### YOUR OBJECTIVE
You are asked to copy the entire listing exactly, apart from its pictures.

### DATA UNDER STUDY
****************************************

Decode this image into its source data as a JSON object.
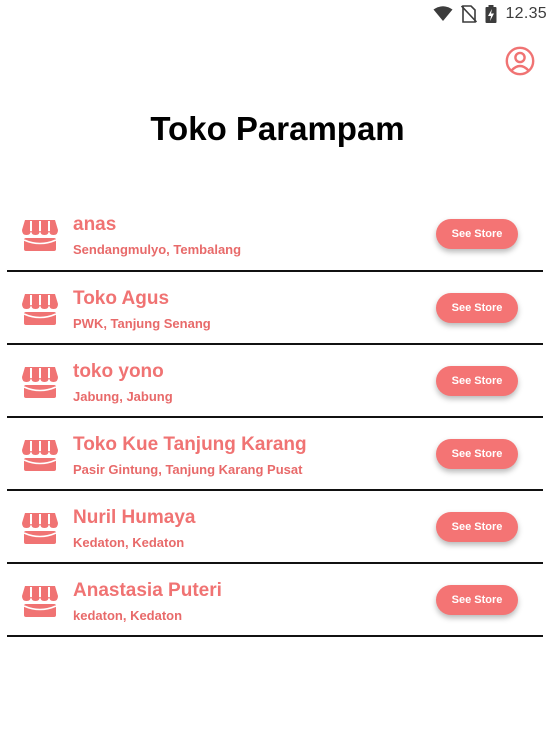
{
  "status_bar": {
    "time": "12.35",
    "icons": [
      "wifi-icon",
      "no-sim-icon",
      "battery-charging-icon"
    ]
  },
  "header": {
    "title": "Toko Parampam",
    "profile_icon": "account-circle-icon"
  },
  "colors": {
    "accent": "#f47474",
    "text_accent": "#f07373",
    "divider": "#111111"
  },
  "stores": [
    {
      "name": "anas",
      "address": "Sendangmulyo, Tembalang",
      "button_label": "See Store",
      "icon": "storefront-icon"
    },
    {
      "name": "Toko Agus",
      "address": "PWK, Tanjung Senang",
      "button_label": "See Store",
      "icon": "storefront-icon"
    },
    {
      "name": "toko yono",
      "address": "Jabung, Jabung",
      "button_label": "See Store",
      "icon": "storefront-icon"
    },
    {
      "name": "Toko Kue Tanjung Karang",
      "address": "Pasir Gintung, Tanjung Karang Pusat",
      "button_label": "See Store",
      "icon": "storefront-icon"
    },
    {
      "name": "Nuril Humaya",
      "address": "Kedaton, Kedaton",
      "button_label": "See Store",
      "icon": "storefront-icon"
    },
    {
      "name": "Anastasia Puteri",
      "address": "kedaton, Kedaton",
      "button_label": "See Store",
      "icon": "storefront-icon"
    }
  ]
}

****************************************

### SOLUTION TO THE PROBLEM
Decode this image into its source data as a JSON object.
{
  "status_bar": {
    "time": "12.35",
    "icons": [
      "wifi-icon",
      "no-sim-icon",
      "battery-charging-icon"
    ]
  },
  "header": {
    "title": "Toko Parampam",
    "profile_icon": "account-circle-icon"
  },
  "colors": {
    "accent": "#f47474",
    "text_accent": "#f07373",
    "divider": "#111111"
  },
  "stores": [
    {
      "name": "anas",
      "address": "Sendangmulyo, Tembalang",
      "button_label": "See Store",
      "icon": "storefront-icon"
    },
    {
      "name": "Toko Agus",
      "address": "PWK, Tanjung Senang",
      "button_label": "See Store",
      "icon": "storefront-icon"
    },
    {
      "name": "toko yono",
      "address": "Jabung, Jabung",
      "button_label": "See Store",
      "icon": "storefront-icon"
    },
    {
      "name": "Toko Kue Tanjung Karang",
      "address": "Pasir Gintung, Tanjung Karang Pusat",
      "button_label": "See Store",
      "icon": "storefront-icon"
    },
    {
      "name": "Nuril Humaya",
      "address": "Kedaton, Kedaton",
      "button_label": "See Store",
      "icon": "storefront-icon"
    },
    {
      "name": "Anastasia Puteri",
      "address": "kedaton, Kedaton",
      "button_label": "See Store",
      "icon": "storefront-icon"
    }
  ]
}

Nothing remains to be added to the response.